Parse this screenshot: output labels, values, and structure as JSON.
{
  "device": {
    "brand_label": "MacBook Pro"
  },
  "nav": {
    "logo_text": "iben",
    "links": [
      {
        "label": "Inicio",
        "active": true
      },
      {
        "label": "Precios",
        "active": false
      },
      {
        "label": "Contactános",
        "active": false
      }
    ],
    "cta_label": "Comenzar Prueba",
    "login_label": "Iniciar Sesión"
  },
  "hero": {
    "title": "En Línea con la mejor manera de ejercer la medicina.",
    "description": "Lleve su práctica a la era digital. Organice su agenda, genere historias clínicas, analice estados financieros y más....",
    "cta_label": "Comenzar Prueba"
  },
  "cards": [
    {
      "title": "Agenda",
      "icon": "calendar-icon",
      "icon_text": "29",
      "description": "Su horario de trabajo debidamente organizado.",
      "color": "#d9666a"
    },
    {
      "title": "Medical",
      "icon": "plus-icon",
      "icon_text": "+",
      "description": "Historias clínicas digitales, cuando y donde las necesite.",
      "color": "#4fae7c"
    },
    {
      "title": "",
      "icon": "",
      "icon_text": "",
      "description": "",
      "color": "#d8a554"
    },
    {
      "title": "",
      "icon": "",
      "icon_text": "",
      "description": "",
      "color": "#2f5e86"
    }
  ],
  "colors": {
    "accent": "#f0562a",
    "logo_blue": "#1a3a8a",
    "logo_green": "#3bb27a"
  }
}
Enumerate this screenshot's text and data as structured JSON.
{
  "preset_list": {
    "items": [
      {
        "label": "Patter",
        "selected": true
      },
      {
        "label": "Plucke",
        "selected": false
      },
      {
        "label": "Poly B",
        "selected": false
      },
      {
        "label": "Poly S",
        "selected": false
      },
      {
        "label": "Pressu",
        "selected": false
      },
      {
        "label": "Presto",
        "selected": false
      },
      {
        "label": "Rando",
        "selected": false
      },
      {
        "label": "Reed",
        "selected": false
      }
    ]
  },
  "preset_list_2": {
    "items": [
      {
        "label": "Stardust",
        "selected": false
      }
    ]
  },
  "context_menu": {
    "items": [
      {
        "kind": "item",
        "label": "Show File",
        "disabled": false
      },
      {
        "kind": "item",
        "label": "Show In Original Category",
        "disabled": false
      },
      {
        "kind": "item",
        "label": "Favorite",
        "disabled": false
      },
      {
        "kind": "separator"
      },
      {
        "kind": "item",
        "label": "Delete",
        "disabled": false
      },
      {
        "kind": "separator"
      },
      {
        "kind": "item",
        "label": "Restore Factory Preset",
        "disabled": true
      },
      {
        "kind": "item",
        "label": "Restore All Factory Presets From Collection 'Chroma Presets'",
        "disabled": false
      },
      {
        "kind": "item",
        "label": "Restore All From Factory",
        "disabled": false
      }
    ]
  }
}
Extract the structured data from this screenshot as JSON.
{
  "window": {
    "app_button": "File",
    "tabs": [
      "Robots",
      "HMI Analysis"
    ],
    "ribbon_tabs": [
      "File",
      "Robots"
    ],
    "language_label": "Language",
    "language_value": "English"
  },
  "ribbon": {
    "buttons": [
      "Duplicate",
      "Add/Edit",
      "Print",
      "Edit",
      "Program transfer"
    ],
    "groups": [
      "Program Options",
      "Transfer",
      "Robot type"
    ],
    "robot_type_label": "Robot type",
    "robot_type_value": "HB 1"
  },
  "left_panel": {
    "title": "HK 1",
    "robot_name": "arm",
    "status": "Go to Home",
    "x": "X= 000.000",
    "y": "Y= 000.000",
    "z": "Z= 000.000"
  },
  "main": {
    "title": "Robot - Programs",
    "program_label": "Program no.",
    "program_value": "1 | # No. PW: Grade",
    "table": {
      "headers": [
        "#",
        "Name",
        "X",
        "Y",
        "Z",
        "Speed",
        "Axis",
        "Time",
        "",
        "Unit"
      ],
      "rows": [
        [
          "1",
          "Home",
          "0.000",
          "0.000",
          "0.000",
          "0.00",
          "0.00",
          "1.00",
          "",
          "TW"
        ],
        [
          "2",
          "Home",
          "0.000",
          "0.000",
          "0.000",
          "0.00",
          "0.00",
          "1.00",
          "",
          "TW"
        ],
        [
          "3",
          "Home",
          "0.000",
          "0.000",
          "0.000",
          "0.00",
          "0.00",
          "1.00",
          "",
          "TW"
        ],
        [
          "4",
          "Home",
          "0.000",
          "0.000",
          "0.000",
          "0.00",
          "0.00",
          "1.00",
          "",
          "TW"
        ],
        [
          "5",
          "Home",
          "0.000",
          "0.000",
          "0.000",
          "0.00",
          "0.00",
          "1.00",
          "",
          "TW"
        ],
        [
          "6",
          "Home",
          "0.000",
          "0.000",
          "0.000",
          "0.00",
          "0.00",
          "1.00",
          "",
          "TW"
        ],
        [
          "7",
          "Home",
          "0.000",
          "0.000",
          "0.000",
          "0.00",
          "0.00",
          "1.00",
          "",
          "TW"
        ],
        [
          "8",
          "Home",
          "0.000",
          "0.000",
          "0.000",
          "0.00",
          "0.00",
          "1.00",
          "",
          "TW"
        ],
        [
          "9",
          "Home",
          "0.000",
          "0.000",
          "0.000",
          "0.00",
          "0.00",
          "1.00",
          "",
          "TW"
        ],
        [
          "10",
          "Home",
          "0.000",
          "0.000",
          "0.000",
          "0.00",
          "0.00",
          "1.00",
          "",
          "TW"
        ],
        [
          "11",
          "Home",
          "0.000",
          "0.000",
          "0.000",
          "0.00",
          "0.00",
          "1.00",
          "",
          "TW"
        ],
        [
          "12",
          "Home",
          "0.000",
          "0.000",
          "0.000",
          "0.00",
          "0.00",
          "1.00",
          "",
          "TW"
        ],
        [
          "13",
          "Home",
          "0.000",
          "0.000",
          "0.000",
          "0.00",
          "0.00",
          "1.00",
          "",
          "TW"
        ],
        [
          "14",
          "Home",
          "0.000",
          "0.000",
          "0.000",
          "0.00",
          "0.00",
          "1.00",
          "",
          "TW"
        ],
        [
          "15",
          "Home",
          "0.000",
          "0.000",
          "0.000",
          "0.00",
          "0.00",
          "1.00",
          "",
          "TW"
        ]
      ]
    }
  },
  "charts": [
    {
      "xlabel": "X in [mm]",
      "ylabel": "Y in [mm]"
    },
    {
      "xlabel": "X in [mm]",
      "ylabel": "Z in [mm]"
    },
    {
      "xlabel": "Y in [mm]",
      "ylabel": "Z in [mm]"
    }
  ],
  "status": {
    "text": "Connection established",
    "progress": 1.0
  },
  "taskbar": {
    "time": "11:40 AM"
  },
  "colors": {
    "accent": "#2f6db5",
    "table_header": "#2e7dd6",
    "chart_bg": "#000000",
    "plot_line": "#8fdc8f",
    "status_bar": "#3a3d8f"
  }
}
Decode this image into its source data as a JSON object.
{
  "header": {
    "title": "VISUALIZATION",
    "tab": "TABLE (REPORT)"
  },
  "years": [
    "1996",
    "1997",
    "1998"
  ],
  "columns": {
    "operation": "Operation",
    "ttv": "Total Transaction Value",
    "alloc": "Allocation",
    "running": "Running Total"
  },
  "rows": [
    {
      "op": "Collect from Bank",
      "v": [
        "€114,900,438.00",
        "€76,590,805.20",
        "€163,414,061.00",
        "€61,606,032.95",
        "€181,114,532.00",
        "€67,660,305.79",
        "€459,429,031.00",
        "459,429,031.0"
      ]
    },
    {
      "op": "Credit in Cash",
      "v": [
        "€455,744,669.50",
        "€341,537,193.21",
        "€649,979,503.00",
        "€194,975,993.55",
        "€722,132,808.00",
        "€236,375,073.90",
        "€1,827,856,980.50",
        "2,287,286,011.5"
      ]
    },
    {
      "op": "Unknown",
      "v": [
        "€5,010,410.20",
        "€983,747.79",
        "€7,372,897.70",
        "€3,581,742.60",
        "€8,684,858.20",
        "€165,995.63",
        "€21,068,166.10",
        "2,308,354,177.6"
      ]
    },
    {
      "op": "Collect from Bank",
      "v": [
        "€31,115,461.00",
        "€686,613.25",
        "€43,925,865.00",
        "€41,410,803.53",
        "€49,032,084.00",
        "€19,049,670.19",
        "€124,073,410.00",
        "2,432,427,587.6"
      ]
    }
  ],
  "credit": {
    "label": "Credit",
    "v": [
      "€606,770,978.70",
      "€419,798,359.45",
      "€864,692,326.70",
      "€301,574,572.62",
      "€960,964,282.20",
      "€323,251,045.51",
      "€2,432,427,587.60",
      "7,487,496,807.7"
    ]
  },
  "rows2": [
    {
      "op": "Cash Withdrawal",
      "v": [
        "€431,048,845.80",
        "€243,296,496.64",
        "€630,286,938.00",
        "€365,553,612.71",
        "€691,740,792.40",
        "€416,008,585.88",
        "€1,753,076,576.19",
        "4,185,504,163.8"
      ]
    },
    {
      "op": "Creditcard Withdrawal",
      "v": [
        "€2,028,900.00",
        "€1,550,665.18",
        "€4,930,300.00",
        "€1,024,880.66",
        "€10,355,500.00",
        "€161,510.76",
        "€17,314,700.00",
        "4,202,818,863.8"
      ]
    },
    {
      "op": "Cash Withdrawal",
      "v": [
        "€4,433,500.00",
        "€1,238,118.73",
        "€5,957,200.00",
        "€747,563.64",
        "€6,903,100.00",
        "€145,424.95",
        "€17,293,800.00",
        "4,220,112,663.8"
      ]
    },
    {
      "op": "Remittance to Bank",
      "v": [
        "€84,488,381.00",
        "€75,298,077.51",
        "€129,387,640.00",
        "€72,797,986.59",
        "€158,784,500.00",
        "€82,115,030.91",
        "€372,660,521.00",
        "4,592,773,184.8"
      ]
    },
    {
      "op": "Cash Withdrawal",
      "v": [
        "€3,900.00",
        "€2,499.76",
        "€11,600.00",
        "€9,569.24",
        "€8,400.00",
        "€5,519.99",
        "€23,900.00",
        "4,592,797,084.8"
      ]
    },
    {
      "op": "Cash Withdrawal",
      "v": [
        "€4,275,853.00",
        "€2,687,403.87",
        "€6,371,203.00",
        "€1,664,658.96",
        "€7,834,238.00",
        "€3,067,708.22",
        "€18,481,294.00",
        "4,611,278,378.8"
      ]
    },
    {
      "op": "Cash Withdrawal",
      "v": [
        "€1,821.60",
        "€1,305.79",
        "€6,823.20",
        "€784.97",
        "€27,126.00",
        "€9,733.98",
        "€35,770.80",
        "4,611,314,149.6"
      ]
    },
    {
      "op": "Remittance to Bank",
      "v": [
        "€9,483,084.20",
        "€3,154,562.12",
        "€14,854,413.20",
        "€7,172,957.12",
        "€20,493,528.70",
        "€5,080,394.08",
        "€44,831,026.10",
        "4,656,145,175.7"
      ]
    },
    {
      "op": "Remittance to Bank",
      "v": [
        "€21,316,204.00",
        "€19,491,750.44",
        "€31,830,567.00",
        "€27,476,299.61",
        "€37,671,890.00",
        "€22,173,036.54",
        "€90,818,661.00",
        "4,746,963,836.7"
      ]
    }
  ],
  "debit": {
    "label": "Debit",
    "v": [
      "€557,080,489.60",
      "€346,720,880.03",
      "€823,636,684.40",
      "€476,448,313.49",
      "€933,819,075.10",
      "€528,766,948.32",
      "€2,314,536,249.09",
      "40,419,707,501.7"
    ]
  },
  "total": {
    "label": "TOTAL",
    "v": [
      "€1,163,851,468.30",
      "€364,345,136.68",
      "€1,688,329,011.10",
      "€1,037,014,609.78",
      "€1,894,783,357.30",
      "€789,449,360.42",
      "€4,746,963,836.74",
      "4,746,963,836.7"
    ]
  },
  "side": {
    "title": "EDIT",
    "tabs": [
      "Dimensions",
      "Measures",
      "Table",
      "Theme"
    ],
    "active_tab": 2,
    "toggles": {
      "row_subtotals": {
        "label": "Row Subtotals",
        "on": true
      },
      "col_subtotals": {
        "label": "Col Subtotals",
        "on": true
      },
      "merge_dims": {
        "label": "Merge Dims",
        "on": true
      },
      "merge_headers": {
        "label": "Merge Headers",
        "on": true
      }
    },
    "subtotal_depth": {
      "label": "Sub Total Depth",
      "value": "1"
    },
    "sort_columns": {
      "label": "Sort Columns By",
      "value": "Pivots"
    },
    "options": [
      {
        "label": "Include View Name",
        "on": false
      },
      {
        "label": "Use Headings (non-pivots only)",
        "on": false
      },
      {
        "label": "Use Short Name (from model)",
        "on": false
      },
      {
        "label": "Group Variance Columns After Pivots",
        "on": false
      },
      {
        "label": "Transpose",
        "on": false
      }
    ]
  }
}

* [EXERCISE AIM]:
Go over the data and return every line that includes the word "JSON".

* [SOLUTION FOR THIS TASK]:
Parse this screenshot: output labels, values, and structure as JSON.
Enumerate this screenshot's text and data as structured JSON.
Extract the structured data from this screenshot as JSON.
Decode this image into its source data as a JSON object.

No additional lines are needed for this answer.